§ Problem statement:
Your answer should consist of all lines in the listing that hold the word "title".

§ Extracted information:
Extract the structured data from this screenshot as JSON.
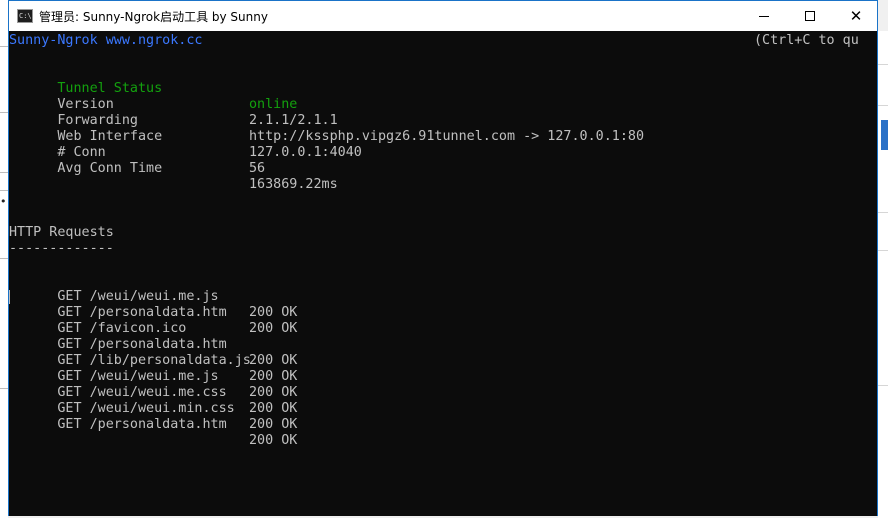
{
  "window": {
    "title": "管理员:  Sunny-Ngrok启动工具 by Sunny"
  },
  "controls": {
    "minimize": "minimize",
    "maximize": "maximize",
    "close": "✕"
  },
  "header": {
    "brand": "Sunny-Ngrok www.ngrok.cc",
    "quit_hint": "(Ctrl+C to quit)"
  },
  "status": [
    {
      "label": "Tunnel Status",
      "value": "online"
    },
    {
      "label": "Version",
      "value": "2.1.1/2.1.1"
    },
    {
      "label": "Forwarding",
      "value": "http://kssphp.vipgz6.91tunnel.com -> 127.0.0.1:80"
    },
    {
      "label": "Web Interface",
      "value": "127.0.0.1:4040"
    },
    {
      "label": "# Conn",
      "value": "56"
    },
    {
      "label": "Avg Conn Time",
      "value": "163869.22ms"
    }
  ],
  "requests_section": {
    "title": "HTTP Requests",
    "underline": "-------------"
  },
  "requests": [
    {
      "request": "GET /weui/weui.me.js",
      "status": "200 OK"
    },
    {
      "request": "GET /personaldata.htm",
      "status": "200 OK"
    },
    {
      "request": "GET /favicon.ico",
      "status": ""
    },
    {
      "request": "GET /personaldata.htm",
      "status": "200 OK"
    },
    {
      "request": "GET /lib/personaldata.js",
      "status": "200 OK"
    },
    {
      "request": "GET /weui/weui.me.js",
      "status": "200 OK"
    },
    {
      "request": "GET /weui/weui.me.css",
      "status": "200 OK"
    },
    {
      "request": "GET /weui/weui.min.css",
      "status": "200 OK"
    },
    {
      "request": "GET /personaldata.htm",
      "status": "200 OK"
    }
  ],
  "colors": {
    "console_bg": "#0c0c0c",
    "text": "#c0c0c0",
    "brand_blue": "#3b78ff",
    "online_green": "#13a10e",
    "window_border": "#1a73c8"
  }
}
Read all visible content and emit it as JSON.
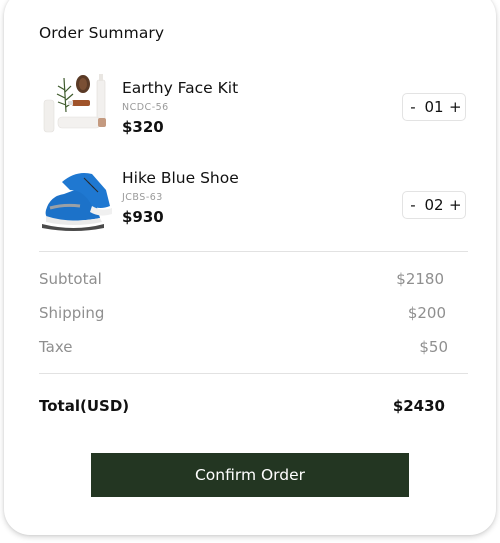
{
  "summary": {
    "title": "Order Summary",
    "items": [
      {
        "name": "Earthy Face Kit",
        "sku": "NCDC-56",
        "price": "$320",
        "quantity": "01",
        "image": "skincare-kit-image"
      },
      {
        "name": "Hike Blue Shoe",
        "sku": "JCBS-63",
        "price": "$930",
        "quantity": "02",
        "image": "blue-sneakers-image"
      }
    ],
    "stepper": {
      "decrement": "-",
      "increment": "+"
    },
    "lines": [
      {
        "label": "Subtotal",
        "value": "$2180"
      },
      {
        "label": "Shipping",
        "value": "$200"
      },
      {
        "label": "Taxe",
        "value": "$50"
      }
    ],
    "total": {
      "label": "Total(USD)",
      "value": "$2430"
    },
    "confirm_label": "Confirm Order"
  },
  "colors": {
    "button_bg": "#233622",
    "muted_text": "#8f8f8f",
    "divider": "#e2e2e2"
  }
}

§ Task answer:
    "title": "管理员:  Sunny-Ngrok启动工具 by Sunny"
    "title": "HTTP Requests",
    "title": "Order Summary",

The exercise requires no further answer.